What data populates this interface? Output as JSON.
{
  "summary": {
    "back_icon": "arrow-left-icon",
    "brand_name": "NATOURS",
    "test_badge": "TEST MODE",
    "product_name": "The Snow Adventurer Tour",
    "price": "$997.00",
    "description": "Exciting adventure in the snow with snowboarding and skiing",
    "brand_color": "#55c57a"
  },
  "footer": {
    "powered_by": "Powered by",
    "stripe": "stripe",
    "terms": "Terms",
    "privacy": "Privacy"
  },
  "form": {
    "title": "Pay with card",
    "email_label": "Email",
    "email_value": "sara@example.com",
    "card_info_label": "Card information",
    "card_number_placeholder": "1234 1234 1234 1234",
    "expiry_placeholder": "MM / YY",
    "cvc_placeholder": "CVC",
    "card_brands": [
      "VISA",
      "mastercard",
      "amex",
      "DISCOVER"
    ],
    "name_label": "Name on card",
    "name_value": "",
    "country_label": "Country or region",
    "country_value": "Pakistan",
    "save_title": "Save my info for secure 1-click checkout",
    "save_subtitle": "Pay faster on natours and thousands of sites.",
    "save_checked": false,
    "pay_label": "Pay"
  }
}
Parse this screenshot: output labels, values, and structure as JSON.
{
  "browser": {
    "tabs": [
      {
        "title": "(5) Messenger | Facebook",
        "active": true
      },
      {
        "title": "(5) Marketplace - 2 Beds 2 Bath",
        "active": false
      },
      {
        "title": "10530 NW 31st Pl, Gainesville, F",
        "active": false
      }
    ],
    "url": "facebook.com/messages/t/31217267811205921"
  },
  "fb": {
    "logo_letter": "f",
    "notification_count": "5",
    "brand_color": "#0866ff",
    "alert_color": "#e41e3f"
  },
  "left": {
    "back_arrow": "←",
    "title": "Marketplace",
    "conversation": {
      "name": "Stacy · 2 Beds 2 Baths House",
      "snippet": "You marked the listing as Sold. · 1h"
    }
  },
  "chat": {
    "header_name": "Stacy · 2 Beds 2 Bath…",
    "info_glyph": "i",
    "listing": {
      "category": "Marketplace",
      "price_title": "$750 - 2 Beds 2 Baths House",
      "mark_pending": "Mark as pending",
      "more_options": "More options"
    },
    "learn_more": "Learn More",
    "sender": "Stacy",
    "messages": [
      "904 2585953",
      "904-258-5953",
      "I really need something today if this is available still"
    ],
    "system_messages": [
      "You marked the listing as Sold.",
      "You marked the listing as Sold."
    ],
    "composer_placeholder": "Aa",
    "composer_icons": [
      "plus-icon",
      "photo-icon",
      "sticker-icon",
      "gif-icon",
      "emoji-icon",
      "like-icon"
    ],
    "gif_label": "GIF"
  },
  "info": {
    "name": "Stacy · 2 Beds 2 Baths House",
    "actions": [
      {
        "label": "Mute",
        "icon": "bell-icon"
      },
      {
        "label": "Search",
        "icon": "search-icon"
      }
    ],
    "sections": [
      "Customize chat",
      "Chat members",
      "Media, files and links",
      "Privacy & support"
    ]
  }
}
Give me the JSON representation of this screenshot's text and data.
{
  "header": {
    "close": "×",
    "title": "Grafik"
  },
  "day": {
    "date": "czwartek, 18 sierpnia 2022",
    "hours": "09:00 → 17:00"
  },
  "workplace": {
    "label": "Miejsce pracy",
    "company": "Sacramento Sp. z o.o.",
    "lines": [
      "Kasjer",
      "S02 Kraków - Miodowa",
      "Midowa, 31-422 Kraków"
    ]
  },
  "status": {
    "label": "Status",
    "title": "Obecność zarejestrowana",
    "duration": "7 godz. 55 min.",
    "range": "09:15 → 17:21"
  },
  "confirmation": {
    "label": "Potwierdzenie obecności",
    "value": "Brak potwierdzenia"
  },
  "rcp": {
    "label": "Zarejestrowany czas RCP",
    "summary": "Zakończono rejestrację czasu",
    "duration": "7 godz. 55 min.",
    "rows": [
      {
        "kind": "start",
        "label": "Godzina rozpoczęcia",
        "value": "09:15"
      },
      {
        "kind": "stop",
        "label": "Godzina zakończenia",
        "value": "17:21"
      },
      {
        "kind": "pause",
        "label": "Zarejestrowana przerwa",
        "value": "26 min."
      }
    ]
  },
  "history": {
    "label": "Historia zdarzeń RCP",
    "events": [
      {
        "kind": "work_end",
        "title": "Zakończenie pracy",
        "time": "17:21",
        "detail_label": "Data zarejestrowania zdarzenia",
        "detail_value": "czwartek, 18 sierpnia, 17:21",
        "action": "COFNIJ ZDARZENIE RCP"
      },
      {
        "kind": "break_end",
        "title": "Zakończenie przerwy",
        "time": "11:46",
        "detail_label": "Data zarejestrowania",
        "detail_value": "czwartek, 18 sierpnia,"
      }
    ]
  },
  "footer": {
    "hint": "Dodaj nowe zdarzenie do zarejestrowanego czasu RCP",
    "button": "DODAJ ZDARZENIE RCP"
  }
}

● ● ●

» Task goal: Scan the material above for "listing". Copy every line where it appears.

» Reply:
      "snippet": "You marked the listing as Sold. · 1h"
    "listing": {
      "You marked the listing as Sold.",
      "You marked the listing as Sold."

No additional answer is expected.